So, what does it take to get the job done right? Well, lets start with the size of the pond in gallons. Then divide that number by 200. The result will give you a reasonable number of cubic feet of media material and the inside volume of the needed filter.
A 10' x 10' pond that is 30" deep = 1875/200=9.375 cu ft.

A filter box that is 36" x 20" and 24" deep = 10 cu ft, and a good match.
If the pads are 1-1/2" thick, you can get about 16-18 of them in the box and leave space for a spreader grid on the intake and a cloth filter on the exit end.

A good installation would be to place this box out of sight just behind a waterfall.
A pump would suck water from the far end of the pond, send it to the filter, then overflow it by gravity to the waterfall. In very sunny or dusty areas, an inline UV filter could help reduce algae buildup. In warm areas an air system would maintain dissolved oxygen levels and keep your fish breathing if the water climbs over 80F degrees.

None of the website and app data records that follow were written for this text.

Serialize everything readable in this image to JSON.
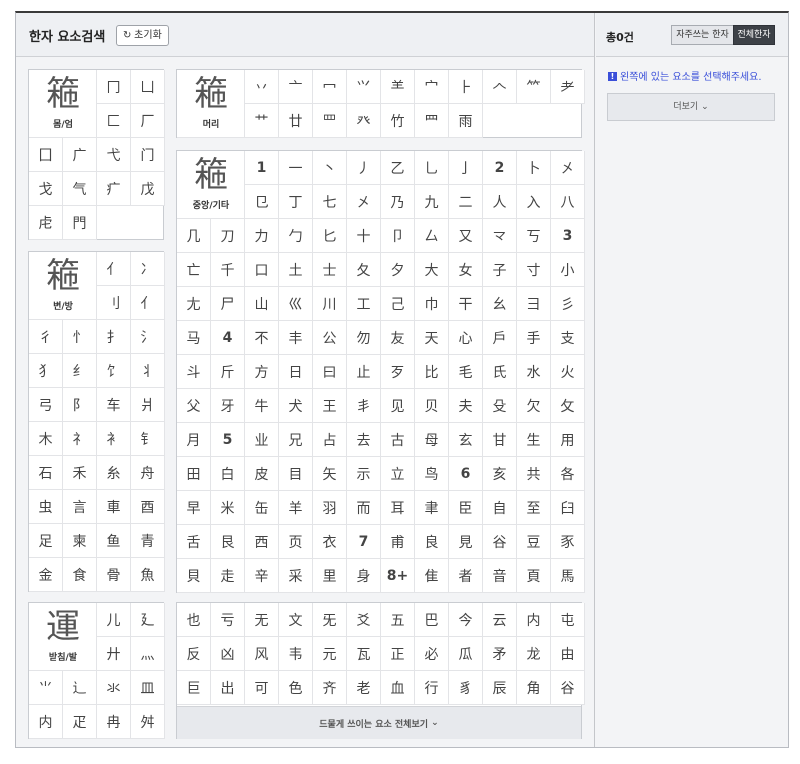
{
  "header": {
    "title": "한자 요소검색",
    "reset_label": "초기화",
    "reset_icon": "refresh-icon"
  },
  "right_panel": {
    "count": "총0건",
    "tab_frequent": "자주쓰는 한자",
    "tab_all": "전체한자",
    "hint": "왼쪽에 있는 요소를 선택해주세요.",
    "more_label": "더보기"
  },
  "groups": {
    "enclosure": {
      "label": "몸/엄",
      "glyph": "篐",
      "highlight": "匚",
      "items": [
        "冂",
        "凵",
        "匚",
        "厂",
        "囗",
        "广",
        "弋",
        "门",
        "戈",
        "气",
        "疒",
        "戊",
        "虍",
        "門"
      ]
    },
    "side": {
      "label": "변/방",
      "glyph": "篐",
      "highlight": "扌",
      "items": [
        "亻",
        "冫",
        "刂",
        "⺅",
        "彳",
        "忄",
        "扌",
        "氵",
        "犭",
        "纟",
        "饣",
        "丬",
        "弓",
        "阝",
        "车",
        "爿",
        "木",
        "礻",
        "衤",
        "钅",
        "石",
        "禾",
        "糸",
        "舟",
        "虫",
        "言",
        "車",
        "酉",
        "足",
        "柬",
        "鱼",
        "青",
        "金",
        "食",
        "骨",
        "魚"
      ]
    },
    "bottom": {
      "label": "받침/발",
      "glyph": "運",
      "highlight": "辶",
      "items": [
        "儿",
        "廴",
        "廾",
        "灬",
        "⺌",
        "辶",
        "氺",
        "皿",
        "内",
        "疋",
        "冉",
        "舛"
      ]
    },
    "head": {
      "label": "머리",
      "glyph": "篐",
      "highlight": "竹",
      "items": [
        "丷",
        "亠",
        "冖",
        "⺍",
        "⺷",
        "宀",
        "⺊",
        "𠆢",
        "⺮",
        "耂",
        "艹",
        "廿",
        "罒",
        "癶",
        "竹",
        "⺫",
        "雨"
      ]
    },
    "middle": {
      "label": "중앙/기타",
      "glyph": "篐",
      "highlight": "巾",
      "items": [
        {
          "t": "1",
          "s": true
        },
        {
          "t": "一"
        },
        {
          "t": "丶"
        },
        {
          "t": "丿"
        },
        {
          "t": "乙"
        },
        {
          "t": "乚"
        },
        {
          "t": "亅"
        },
        {
          "t": "2",
          "s": true
        },
        {
          "t": "卜"
        },
        {
          "t": "㐅"
        },
        {
          "t": "㔾"
        },
        {
          "t": "丁"
        },
        {
          "t": "七"
        },
        {
          "t": "㐅"
        },
        {
          "t": "乃"
        },
        {
          "t": "九"
        },
        {
          "t": "二"
        },
        {
          "t": "人"
        },
        {
          "t": "入"
        },
        {
          "t": "八"
        },
        {
          "t": "几"
        },
        {
          "t": "刀"
        },
        {
          "t": "力"
        },
        {
          "t": "勹"
        },
        {
          "t": "匕"
        },
        {
          "t": "十"
        },
        {
          "t": "卩"
        },
        {
          "t": "厶"
        },
        {
          "t": "又"
        },
        {
          "t": "龴"
        },
        {
          "t": "丂"
        },
        {
          "t": "3",
          "s": true
        },
        {
          "t": "亡"
        },
        {
          "t": "千"
        },
        {
          "t": "口"
        },
        {
          "t": "土"
        },
        {
          "t": "士"
        },
        {
          "t": "夂"
        },
        {
          "t": "夕"
        },
        {
          "t": "大"
        },
        {
          "t": "女"
        },
        {
          "t": "子"
        },
        {
          "t": "寸"
        },
        {
          "t": "小"
        },
        {
          "t": "尢"
        },
        {
          "t": "尸"
        },
        {
          "t": "山"
        },
        {
          "t": "巛"
        },
        {
          "t": "川"
        },
        {
          "t": "工"
        },
        {
          "t": "己"
        },
        {
          "t": "巾"
        },
        {
          "t": "干"
        },
        {
          "t": "幺"
        },
        {
          "t": "彐"
        },
        {
          "t": "彡"
        },
        {
          "t": "马"
        },
        {
          "t": "4",
          "s": true
        },
        {
          "t": "不"
        },
        {
          "t": "丰"
        },
        {
          "t": "公"
        },
        {
          "t": "勿"
        },
        {
          "t": "友"
        },
        {
          "t": "天"
        },
        {
          "t": "心"
        },
        {
          "t": "戶"
        },
        {
          "t": "手"
        },
        {
          "t": "支"
        },
        {
          "t": "斗"
        },
        {
          "t": "斤"
        },
        {
          "t": "方"
        },
        {
          "t": "日"
        },
        {
          "t": "曰"
        },
        {
          "t": "止"
        },
        {
          "t": "歹"
        },
        {
          "t": "比"
        },
        {
          "t": "毛"
        },
        {
          "t": "氏"
        },
        {
          "t": "水"
        },
        {
          "t": "火"
        },
        {
          "t": "父"
        },
        {
          "t": "牙"
        },
        {
          "t": "牛"
        },
        {
          "t": "犬"
        },
        {
          "t": "王"
        },
        {
          "t": "丯"
        },
        {
          "t": "见"
        },
        {
          "t": "贝"
        },
        {
          "t": "夫"
        },
        {
          "t": "殳"
        },
        {
          "t": "欠"
        },
        {
          "t": "攵"
        },
        {
          "t": "月"
        },
        {
          "t": "5",
          "s": true
        },
        {
          "t": "业"
        },
        {
          "t": "兄"
        },
        {
          "t": "占"
        },
        {
          "t": "去"
        },
        {
          "t": "古"
        },
        {
          "t": "母"
        },
        {
          "t": "玄"
        },
        {
          "t": "甘"
        },
        {
          "t": "生"
        },
        {
          "t": "用"
        },
        {
          "t": "田"
        },
        {
          "t": "白"
        },
        {
          "t": "皮"
        },
        {
          "t": "目"
        },
        {
          "t": "矢"
        },
        {
          "t": "示"
        },
        {
          "t": "立"
        },
        {
          "t": "鸟"
        },
        {
          "t": "6",
          "s": true
        },
        {
          "t": "亥"
        },
        {
          "t": "共"
        },
        {
          "t": "各"
        },
        {
          "t": "早"
        },
        {
          "t": "米"
        },
        {
          "t": "缶"
        },
        {
          "t": "羊"
        },
        {
          "t": "羽"
        },
        {
          "t": "而"
        },
        {
          "t": "耳"
        },
        {
          "t": "聿"
        },
        {
          "t": "臣"
        },
        {
          "t": "自"
        },
        {
          "t": "至"
        },
        {
          "t": "臼"
        },
        {
          "t": "舌"
        },
        {
          "t": "艮"
        },
        {
          "t": "西"
        },
        {
          "t": "页"
        },
        {
          "t": "衣"
        },
        {
          "t": "7",
          "s": true
        },
        {
          "t": "甫"
        },
        {
          "t": "良"
        },
        {
          "t": "見"
        },
        {
          "t": "谷"
        },
        {
          "t": "豆"
        },
        {
          "t": "豕"
        },
        {
          "t": "貝"
        },
        {
          "t": "走"
        },
        {
          "t": "辛"
        },
        {
          "t": "采"
        },
        {
          "t": "里"
        },
        {
          "t": "身"
        },
        {
          "t": "8+",
          "s": true
        },
        {
          "t": "隹"
        },
        {
          "t": "者"
        },
        {
          "t": "音"
        },
        {
          "t": "頁"
        },
        {
          "t": "馬"
        }
      ]
    },
    "rare": {
      "more_label": "드물게 쓰이는 요소 전체보기",
      "items": [
        "也",
        "亏",
        "无",
        "文",
        "旡",
        "爻",
        "五",
        "巴",
        "今",
        "云",
        "内",
        "屯",
        "反",
        "凶",
        "风",
        "韦",
        "元",
        "瓦",
        "正",
        "必",
        "瓜",
        "矛",
        "龙",
        "由",
        "巨",
        "出",
        "可",
        "色",
        "齐",
        "老",
        "血",
        "行",
        "豸",
        "辰",
        "角",
        "谷"
      ]
    }
  }
}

It is most economical if you search for materials information before starting to gather parts. The filter box will determine pad dimensions and your ability to build this filter could make it more desireable to purchase a pre-built system. The use of concrete or block can produce a box of any size, but these are much more permanent and harder to modify later. The larger the project, the more time you should take to work out the details. A pond can be as small as a half barrel or animal watering tub or as large as your property and the county allow.
We have 45 years of experience in this field, and advice is free. I do have a set of plans for a hand built filter. These are free by eMail upon request.